GoCompare has worked with antique coin traders, Chards, to produce a list of the most expensive coins on the planet right now, and the newest coin featured in the top ten comes from 1957.
Check out the full list here (article continues below)
See also: Is your £1 worth £30?
See also: Is your £2 coin worth more than £300?
See also: 10 surprisingly valuable coins in your wallet: the ones you don't know about
The really valuable ones tend to be ones struck in very low numbers in the early part of the 20th century, usually in gold. The really desirable ones tend to have a quirk in their history - such as the two that were recalled to be exchanged for paper money, the many that were melted down during the war, and the coins that only got produced in small numbers before the king abdicated.
There is, however, some hope for anyone who dreams of finding something valuable lurking among their change. The GoCompare study highlighted some valuable coins minted since 1980, which are worth checking your pockets and sofa cushions for.
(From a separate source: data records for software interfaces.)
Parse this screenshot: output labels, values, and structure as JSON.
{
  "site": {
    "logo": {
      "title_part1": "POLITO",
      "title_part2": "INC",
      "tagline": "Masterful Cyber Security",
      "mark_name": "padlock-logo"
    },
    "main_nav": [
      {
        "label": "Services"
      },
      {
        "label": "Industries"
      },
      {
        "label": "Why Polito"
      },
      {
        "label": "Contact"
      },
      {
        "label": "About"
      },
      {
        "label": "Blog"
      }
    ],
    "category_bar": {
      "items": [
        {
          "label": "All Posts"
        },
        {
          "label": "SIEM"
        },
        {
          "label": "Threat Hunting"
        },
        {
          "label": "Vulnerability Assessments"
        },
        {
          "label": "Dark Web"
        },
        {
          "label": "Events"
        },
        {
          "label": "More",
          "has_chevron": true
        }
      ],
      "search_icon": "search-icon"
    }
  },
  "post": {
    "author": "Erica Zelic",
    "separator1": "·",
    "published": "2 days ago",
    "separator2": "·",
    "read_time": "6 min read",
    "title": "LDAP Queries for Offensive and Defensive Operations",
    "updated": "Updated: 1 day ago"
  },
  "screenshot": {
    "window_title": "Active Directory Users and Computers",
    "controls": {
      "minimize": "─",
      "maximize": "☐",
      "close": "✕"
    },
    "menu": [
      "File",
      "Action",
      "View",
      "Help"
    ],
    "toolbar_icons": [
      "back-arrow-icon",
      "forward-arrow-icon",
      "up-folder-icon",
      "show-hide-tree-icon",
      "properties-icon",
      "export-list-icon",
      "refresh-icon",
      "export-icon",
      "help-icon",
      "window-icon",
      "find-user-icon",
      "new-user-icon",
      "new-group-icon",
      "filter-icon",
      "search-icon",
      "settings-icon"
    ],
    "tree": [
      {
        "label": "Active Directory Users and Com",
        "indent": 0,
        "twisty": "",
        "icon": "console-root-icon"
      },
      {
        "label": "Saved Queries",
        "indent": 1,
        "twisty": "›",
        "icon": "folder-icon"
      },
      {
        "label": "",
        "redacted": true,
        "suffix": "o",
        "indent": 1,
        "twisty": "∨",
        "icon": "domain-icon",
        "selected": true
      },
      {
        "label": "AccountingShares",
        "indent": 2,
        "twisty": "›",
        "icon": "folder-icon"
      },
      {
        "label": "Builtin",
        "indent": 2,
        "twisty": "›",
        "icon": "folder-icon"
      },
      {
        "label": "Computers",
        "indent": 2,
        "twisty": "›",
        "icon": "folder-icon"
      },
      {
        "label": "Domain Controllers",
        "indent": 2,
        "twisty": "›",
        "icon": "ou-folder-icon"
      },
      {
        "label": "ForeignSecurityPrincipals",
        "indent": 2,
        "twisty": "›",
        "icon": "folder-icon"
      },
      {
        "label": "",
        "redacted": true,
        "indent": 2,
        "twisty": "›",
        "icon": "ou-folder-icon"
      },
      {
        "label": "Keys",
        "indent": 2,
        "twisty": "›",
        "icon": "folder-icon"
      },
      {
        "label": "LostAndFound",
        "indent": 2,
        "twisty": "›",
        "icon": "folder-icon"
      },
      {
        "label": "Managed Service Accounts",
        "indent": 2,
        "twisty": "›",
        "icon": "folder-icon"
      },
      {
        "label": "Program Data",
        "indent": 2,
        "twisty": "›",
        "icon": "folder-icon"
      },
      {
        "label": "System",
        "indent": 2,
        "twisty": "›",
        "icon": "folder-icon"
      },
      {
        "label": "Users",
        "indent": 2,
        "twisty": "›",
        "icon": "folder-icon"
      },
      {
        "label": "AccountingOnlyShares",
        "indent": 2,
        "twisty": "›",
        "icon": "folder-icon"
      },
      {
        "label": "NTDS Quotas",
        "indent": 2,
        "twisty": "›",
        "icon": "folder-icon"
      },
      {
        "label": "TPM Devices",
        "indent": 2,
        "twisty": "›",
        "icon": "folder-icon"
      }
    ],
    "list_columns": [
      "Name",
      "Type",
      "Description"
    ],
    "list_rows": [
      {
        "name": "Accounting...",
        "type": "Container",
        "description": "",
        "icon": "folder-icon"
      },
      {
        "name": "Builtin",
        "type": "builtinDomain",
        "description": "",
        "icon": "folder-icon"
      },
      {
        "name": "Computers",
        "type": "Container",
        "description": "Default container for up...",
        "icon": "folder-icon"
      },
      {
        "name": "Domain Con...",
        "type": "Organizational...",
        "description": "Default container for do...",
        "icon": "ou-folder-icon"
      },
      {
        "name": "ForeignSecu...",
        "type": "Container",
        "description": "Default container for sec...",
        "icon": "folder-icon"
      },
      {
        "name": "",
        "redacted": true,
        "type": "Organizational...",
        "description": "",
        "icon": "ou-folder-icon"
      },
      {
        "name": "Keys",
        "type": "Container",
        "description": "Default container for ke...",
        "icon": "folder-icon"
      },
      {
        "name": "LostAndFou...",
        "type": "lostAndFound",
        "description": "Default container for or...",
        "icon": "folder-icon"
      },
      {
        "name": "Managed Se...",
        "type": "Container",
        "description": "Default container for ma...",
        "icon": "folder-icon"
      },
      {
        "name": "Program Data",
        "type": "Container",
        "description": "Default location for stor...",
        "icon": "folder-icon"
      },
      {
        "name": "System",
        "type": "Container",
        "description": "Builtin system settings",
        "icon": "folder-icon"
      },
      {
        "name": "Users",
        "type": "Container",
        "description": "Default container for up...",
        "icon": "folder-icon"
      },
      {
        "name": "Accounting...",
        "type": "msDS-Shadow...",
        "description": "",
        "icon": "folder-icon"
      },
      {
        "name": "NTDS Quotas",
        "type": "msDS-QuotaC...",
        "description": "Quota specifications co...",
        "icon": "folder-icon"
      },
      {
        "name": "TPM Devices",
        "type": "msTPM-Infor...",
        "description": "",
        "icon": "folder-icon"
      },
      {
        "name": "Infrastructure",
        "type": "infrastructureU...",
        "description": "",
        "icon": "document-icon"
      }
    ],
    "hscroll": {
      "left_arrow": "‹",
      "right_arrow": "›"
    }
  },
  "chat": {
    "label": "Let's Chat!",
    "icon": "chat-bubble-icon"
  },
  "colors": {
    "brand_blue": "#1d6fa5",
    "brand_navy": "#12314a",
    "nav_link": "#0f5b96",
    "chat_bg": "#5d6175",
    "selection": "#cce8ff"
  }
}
Many of them are the gold and silver proofs struck for dignitaries, which have never made it into circulation. However, aside from these you may still find seven of them kicking around at home:
1. 1983 2p piece - marked as new pence rather than two pence by mistake and thought to be worth £1,350.
2. 2012 50p piece - released to commemorate swimming in the Olympics, with a swimmer on the reverse. The valuable ones have the swimmer's face underwater, which was quickly altered for subsequent issues. The originals are worth £750.
3. 2014 50p featuring Britannia - some of these were printed with the wrong reverse side (they were meant for the Year of the Horse commemorative coins). They are worth £350.
4. 2014 50p commemorating the Year of the Horse - some of these have the reverse that was intended for the Britannia coin and are worth £350.
5. 2008 undated 20p piece - this happened when the side that the date was printed on was switched, and a number accidentally featured no date. The coins are worth £100.
6. 1992-1993 Council of European Community 50p. These were minted in very small numbers and so are worth £35.
7. 2009 Kew Gardens 50p. Perhaps the most famous valuable 50p, worth £30 because of its rarity.